**Provided records:**
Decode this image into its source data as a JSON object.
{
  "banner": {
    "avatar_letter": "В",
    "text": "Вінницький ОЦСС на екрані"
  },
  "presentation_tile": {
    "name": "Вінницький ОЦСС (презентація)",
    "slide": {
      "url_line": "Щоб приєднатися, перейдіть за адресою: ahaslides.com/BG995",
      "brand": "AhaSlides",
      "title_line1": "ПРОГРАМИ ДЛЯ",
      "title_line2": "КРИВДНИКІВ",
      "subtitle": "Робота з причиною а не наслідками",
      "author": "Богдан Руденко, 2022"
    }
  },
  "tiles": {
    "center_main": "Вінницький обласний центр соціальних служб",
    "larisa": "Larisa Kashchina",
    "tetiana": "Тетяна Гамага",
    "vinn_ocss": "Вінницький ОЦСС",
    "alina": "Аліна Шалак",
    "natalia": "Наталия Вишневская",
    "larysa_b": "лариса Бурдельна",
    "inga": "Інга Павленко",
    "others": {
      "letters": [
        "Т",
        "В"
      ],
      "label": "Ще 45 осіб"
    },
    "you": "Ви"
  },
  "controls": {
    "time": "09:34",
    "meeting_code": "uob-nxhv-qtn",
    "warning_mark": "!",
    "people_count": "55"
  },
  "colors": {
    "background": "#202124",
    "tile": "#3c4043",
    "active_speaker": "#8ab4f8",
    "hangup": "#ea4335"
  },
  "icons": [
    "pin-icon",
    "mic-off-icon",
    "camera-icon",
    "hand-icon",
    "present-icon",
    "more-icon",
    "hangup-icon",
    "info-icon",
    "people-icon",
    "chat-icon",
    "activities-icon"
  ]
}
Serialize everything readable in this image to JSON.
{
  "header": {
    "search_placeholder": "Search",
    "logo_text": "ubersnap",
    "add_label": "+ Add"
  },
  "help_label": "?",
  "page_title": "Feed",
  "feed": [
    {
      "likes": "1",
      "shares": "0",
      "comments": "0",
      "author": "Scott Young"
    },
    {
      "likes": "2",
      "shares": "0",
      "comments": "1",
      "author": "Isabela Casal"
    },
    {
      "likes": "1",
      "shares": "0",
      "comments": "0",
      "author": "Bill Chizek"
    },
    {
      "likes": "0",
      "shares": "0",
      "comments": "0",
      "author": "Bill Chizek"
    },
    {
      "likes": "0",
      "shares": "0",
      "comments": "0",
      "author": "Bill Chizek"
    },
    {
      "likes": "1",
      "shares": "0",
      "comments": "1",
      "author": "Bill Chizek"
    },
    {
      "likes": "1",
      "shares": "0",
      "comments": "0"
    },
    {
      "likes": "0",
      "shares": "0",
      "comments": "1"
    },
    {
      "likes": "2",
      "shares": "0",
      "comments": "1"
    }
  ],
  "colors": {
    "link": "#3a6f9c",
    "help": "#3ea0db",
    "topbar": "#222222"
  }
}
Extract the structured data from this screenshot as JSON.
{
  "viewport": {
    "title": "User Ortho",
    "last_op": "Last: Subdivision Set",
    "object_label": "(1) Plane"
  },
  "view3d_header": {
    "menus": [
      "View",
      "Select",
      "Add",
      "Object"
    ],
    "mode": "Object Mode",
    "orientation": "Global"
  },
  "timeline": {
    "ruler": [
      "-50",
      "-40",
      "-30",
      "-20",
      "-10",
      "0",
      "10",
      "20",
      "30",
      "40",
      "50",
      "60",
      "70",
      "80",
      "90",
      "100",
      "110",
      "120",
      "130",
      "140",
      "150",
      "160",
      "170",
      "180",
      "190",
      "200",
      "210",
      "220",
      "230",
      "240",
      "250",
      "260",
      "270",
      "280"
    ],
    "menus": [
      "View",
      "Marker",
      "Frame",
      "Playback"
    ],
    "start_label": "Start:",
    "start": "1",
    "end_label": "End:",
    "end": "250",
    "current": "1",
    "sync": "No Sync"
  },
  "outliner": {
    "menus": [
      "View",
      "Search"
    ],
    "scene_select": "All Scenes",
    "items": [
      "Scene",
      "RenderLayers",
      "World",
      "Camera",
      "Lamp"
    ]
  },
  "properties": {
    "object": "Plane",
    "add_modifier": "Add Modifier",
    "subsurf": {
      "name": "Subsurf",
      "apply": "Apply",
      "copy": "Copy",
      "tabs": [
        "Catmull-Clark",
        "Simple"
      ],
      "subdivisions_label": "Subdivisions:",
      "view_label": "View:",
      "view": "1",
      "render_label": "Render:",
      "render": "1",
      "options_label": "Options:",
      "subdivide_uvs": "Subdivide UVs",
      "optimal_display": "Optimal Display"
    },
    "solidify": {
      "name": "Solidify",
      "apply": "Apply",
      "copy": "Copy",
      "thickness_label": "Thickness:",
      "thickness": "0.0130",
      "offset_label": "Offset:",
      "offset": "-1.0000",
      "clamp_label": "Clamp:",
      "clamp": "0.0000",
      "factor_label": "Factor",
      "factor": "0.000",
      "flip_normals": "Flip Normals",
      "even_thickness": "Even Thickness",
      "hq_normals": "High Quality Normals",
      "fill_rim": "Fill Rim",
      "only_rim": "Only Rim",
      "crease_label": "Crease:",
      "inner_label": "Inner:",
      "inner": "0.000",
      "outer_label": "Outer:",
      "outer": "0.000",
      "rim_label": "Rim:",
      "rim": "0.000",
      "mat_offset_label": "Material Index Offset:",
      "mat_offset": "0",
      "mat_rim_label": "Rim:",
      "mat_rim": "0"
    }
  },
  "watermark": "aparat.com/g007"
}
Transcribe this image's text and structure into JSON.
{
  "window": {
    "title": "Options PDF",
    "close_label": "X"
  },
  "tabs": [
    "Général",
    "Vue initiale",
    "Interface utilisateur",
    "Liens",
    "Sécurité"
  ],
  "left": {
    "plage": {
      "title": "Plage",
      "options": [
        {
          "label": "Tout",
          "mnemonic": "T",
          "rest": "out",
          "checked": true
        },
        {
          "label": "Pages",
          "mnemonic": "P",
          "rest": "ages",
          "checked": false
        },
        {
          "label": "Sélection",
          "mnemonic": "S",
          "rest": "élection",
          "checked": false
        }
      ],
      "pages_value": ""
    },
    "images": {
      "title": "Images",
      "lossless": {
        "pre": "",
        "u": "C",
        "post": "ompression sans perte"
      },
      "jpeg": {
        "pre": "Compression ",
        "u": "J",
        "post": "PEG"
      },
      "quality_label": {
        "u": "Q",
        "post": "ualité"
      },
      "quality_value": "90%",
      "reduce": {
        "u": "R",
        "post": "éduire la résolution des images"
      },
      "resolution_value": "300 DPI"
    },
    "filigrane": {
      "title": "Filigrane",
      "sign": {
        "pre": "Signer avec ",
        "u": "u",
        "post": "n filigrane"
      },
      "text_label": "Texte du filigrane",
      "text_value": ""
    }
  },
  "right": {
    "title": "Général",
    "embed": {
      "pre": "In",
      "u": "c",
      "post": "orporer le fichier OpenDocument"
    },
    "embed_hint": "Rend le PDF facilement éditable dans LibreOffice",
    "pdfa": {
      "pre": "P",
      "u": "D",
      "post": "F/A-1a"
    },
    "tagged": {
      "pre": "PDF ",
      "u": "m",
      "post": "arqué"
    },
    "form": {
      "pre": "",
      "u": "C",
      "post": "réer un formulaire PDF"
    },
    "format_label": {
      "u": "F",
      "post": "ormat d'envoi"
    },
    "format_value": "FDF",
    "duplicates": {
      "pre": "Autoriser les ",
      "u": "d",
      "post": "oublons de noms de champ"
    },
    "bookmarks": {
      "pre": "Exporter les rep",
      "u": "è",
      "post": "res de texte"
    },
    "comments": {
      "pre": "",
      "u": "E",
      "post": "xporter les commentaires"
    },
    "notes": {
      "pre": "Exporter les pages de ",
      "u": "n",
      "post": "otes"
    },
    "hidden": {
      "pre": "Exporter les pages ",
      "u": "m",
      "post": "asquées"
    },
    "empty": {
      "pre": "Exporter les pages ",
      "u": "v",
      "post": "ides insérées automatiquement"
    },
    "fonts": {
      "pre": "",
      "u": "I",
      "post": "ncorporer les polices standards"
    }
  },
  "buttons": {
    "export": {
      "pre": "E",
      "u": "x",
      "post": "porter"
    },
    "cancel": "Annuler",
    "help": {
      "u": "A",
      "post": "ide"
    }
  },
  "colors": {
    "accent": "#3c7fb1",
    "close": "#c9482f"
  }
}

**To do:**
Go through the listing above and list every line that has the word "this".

**Reply:**
Decode this image into its source data as a JSON object.
Serialize everything readable in this image to JSON.
Extract the structured data from this screenshot as JSON.
Transcribe this image's text and structure into JSON.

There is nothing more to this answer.